A very effective whole-school approach to supporting pupils with special educational needs in literacy and numeracy is evident in the school and this approach is closely aligned to the Department’s learning-support guidelines. Early intervention strategies and use of the staged approach are features of the school’s provision for these pupils. Resources are well targeted at those with greatest needs.  The special education team communicates well with mainstream teachers and there is collaboration between teachers and parents in identifying learning targets for pupils in the individual education plan (IEP) and individual profile and learning plan (IPLP) documents. Support teaching is focussed very well on diagnosed needs and assessment information is used effectively for this purpose. The quality of teaching in support classrooms is very good and teachers are very effective in using resources to facilitate understanding.  The Reading Recovery programme is used very successfully and it is envisaged that the Maths Recovery programme will be introduced in the next academic year. Provision of support teaching for pupils with special educational needs is delivered principally through the withdrawal model. Relative to their ability levels, pupils with special educational needs are making good progress towards reaching the educational targets set for them.

 

4.2         Pupils with English as an additional language

Five language teachers provide additional language support for EAL pupils in the school. Provision is co-ordinated by a member of the in-school management team. The whole-school plan for EAL teaching is comprehensive and provides very good direction for all teachers. The initial assessment of EAL pupils’ language abilities is commendable and it assists with resource allocation and programme planning for these pupils. The quality of classroom planning by EAL teachers is very effective and is well co-ordinated with mainstream teachers’ planning, especially where in-class supports are to be deployed. High quality interaction and EAL support teaching were observed in both withdrawal and in-class provision settings. EAL pupils are making commendable progress in English and the school’s system of ongoing assessment is very useful in recording this progress. Effective systems of communication are in place to ensure that information on EAL pupils’ progress is shared among staff members and also communicated effectively to parents.

 

4.3         Other supports for pupils: disadvantaged, minority and other groups

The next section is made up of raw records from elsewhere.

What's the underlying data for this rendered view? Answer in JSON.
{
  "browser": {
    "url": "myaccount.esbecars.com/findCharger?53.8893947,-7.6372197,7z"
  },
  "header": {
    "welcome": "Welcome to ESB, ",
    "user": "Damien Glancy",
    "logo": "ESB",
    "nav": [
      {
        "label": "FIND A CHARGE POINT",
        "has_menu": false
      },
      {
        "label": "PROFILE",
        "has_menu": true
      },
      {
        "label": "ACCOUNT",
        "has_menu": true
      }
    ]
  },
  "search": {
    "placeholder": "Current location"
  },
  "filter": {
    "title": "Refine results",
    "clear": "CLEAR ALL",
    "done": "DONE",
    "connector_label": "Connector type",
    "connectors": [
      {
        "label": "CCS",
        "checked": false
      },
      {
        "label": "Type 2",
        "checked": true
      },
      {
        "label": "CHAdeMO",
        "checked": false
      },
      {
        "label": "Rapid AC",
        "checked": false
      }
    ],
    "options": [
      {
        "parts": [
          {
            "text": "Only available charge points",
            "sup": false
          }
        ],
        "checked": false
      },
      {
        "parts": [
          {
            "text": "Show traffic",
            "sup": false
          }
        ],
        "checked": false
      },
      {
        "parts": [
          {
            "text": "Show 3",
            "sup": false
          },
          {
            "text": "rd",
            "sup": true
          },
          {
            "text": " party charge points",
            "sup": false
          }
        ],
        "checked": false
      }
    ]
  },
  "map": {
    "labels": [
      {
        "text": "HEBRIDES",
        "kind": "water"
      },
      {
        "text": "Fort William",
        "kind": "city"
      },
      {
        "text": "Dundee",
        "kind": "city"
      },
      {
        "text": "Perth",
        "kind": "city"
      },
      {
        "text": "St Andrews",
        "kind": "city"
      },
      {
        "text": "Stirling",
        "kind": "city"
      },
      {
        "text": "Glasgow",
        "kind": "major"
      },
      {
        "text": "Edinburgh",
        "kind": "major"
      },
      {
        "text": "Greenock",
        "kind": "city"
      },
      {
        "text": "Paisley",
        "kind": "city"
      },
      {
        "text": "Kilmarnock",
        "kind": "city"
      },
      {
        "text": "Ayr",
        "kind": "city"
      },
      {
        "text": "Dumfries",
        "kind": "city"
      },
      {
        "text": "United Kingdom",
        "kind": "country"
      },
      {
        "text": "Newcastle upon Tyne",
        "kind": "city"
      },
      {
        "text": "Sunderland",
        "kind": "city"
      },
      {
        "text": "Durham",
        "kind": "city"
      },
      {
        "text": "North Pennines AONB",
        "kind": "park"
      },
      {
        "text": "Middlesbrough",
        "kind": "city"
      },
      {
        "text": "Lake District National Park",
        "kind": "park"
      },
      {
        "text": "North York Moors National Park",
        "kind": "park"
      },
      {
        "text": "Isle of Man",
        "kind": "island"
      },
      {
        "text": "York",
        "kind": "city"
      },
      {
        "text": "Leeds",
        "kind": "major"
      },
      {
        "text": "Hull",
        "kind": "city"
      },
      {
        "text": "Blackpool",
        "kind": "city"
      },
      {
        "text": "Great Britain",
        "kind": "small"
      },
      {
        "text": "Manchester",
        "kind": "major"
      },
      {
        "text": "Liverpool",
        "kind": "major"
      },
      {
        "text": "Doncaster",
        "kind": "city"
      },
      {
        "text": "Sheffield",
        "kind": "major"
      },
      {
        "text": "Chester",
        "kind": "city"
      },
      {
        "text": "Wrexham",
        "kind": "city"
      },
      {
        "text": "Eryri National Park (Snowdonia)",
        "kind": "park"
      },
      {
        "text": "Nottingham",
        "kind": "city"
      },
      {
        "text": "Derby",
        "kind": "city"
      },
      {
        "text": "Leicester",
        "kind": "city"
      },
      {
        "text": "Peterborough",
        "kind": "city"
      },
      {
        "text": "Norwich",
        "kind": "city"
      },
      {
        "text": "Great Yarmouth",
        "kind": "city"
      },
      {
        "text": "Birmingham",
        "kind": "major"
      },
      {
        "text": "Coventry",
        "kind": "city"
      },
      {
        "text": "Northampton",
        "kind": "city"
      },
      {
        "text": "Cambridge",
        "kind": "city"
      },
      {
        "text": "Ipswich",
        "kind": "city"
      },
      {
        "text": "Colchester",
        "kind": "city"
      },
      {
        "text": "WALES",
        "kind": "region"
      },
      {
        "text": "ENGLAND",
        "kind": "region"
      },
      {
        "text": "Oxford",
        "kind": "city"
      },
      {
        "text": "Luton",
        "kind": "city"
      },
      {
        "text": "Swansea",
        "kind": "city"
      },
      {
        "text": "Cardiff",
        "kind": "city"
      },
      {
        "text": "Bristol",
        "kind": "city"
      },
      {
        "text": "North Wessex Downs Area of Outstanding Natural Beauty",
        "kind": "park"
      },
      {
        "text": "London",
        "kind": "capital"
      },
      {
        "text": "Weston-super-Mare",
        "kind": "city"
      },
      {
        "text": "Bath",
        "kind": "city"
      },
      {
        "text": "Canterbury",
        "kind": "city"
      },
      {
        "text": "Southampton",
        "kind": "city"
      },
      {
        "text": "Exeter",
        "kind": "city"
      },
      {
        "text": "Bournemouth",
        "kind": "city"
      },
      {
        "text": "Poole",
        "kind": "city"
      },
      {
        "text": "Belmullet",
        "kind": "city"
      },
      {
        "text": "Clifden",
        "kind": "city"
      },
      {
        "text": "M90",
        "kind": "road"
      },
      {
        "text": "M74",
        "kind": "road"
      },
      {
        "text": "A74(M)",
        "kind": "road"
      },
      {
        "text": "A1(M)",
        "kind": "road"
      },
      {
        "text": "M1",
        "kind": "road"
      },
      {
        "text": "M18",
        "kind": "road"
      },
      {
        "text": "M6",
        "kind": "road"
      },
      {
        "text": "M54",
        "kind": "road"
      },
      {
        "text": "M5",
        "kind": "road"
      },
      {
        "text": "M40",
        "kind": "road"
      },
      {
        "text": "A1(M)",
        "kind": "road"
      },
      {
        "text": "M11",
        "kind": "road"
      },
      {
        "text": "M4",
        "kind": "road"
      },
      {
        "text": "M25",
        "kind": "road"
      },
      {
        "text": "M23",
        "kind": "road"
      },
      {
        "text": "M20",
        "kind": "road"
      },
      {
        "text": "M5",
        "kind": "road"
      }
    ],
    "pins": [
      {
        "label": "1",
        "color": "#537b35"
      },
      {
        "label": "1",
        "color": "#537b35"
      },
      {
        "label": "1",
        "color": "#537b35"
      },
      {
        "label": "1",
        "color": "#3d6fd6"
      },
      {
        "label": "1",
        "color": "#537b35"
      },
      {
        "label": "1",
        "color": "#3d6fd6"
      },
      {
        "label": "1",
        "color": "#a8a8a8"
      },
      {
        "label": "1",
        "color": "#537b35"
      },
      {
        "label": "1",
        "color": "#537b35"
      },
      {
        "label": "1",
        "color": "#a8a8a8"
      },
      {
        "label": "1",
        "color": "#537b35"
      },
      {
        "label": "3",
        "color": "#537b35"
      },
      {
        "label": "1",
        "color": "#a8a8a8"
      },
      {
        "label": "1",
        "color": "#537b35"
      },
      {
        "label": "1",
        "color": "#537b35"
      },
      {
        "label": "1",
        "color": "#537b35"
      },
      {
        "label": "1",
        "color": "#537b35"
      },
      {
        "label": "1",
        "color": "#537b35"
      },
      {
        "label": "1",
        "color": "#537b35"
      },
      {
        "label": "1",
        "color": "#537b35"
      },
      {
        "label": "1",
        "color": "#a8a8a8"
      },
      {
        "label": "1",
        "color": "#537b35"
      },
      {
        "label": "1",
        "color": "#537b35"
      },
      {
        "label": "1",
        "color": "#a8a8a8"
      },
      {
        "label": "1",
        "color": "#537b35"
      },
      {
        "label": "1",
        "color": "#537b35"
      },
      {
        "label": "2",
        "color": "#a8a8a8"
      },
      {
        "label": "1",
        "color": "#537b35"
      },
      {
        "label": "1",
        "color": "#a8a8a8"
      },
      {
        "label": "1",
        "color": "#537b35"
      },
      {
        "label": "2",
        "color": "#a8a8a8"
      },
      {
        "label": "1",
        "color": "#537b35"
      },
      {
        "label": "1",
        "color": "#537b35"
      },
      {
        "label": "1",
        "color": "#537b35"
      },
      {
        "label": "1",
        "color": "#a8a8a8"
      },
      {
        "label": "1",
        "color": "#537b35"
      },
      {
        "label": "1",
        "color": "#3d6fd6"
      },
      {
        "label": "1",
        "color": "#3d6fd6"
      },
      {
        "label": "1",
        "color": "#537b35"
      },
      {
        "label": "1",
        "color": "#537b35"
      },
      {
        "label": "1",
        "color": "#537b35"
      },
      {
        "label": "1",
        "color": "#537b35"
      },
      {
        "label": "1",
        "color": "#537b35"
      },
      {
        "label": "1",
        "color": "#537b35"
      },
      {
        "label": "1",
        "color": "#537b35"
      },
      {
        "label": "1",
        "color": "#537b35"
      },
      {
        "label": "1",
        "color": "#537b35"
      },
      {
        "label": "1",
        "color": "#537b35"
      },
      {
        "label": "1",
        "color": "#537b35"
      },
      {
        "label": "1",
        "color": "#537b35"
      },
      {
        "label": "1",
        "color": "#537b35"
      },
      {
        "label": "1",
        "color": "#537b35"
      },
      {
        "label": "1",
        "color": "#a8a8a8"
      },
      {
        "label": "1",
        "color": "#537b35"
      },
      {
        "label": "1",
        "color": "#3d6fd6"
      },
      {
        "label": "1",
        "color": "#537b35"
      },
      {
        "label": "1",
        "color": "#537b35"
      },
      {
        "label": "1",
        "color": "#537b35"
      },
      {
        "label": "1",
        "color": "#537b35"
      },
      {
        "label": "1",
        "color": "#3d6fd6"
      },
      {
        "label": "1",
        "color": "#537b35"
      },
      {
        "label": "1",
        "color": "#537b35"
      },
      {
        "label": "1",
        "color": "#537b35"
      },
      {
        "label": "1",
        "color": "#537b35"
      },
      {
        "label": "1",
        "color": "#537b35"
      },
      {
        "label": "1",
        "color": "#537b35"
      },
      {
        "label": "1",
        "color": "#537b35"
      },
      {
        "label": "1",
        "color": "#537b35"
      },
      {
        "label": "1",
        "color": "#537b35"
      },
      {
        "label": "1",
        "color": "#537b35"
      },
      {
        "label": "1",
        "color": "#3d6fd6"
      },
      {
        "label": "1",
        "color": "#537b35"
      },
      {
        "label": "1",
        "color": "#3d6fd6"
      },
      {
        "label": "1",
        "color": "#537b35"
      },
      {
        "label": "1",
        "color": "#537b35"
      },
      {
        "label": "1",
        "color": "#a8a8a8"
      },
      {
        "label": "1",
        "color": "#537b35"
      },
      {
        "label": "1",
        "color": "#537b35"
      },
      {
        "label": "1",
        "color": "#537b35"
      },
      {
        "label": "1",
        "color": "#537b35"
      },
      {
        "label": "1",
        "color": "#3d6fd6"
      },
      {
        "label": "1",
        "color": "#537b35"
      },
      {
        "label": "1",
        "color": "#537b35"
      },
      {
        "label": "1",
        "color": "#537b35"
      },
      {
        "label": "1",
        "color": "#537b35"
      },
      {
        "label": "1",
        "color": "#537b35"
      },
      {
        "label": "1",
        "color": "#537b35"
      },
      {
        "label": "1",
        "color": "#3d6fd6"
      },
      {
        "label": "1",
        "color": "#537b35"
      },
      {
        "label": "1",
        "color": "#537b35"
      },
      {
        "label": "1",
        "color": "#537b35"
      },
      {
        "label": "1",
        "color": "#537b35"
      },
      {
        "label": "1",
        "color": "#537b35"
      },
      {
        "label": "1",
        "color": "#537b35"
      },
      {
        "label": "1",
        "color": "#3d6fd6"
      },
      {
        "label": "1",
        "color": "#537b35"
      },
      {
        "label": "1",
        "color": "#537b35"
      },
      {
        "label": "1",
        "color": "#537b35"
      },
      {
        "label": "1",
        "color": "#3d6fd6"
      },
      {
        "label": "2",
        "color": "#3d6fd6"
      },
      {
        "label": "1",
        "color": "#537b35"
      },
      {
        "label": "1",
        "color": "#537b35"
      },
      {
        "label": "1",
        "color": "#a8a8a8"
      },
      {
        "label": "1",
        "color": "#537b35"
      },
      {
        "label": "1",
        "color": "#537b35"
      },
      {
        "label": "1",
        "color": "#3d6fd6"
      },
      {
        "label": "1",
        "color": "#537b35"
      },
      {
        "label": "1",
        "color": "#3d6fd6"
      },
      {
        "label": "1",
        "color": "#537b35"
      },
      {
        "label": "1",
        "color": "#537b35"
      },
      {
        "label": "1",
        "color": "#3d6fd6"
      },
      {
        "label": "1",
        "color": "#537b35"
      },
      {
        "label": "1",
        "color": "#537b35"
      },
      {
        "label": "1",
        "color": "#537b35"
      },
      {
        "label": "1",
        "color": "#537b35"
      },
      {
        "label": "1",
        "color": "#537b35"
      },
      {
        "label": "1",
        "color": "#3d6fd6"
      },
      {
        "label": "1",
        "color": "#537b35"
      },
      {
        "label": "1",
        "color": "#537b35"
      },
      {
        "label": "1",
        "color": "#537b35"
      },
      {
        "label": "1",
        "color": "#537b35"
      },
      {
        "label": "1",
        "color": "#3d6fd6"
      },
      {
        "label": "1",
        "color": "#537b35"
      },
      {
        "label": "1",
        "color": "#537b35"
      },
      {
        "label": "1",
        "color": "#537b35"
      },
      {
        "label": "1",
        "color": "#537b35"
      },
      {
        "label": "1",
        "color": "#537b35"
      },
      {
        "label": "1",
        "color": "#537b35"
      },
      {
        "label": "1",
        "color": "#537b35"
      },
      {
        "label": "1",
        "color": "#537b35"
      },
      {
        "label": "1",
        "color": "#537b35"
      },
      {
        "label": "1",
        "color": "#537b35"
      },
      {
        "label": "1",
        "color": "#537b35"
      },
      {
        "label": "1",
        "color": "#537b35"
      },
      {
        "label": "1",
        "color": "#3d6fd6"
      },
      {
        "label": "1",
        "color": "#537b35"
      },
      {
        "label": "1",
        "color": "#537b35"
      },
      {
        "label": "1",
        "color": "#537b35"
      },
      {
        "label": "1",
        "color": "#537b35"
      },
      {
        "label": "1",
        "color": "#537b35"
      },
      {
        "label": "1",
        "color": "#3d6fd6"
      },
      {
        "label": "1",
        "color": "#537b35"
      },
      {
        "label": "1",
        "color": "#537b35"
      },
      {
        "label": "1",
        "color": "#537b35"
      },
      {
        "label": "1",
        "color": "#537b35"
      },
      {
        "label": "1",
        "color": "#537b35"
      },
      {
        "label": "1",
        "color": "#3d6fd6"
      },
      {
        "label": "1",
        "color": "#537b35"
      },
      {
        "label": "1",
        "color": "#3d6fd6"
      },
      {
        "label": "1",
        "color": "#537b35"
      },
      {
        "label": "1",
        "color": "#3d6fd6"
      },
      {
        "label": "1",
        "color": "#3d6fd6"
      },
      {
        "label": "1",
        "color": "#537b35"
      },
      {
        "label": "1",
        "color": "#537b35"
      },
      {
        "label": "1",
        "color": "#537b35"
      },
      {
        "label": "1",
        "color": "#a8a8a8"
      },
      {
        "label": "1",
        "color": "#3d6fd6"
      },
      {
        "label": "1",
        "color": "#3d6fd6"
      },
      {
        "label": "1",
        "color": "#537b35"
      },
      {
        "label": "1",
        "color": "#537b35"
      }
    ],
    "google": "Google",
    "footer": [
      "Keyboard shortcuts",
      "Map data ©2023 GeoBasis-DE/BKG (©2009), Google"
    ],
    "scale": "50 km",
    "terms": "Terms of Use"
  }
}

In accordance with its ethos, the school embraces the diversity of its enrolment and serves the needs of pupils from many nationalities and cultural backgrounds. The school receives additional support to meet the needs of disadvantaged pupils through the DEIS initiative. Communication with parents is enhanced through the home visits made by the shared home school community liaison teacher. Valuable support in social skills is provided for a number of pupils through the intervention of the family support worker under the School Completion Programme. The school uses its own funding and contributions from local charities to provide compassionately for the material necessities of disadvantaged pupils, as these arise.

 

 

5.             Conclusion

 

The school has strengths in the following areas:

 

 

The following key recommendations are made in order to further improve the quality of education provided by the school:

 

 

Post-evaluation meetings were held with the staff and the board of management where the draft findings and recommendations of the evaluation were presented and discussed.

 

 

 

 

 Published, June 2009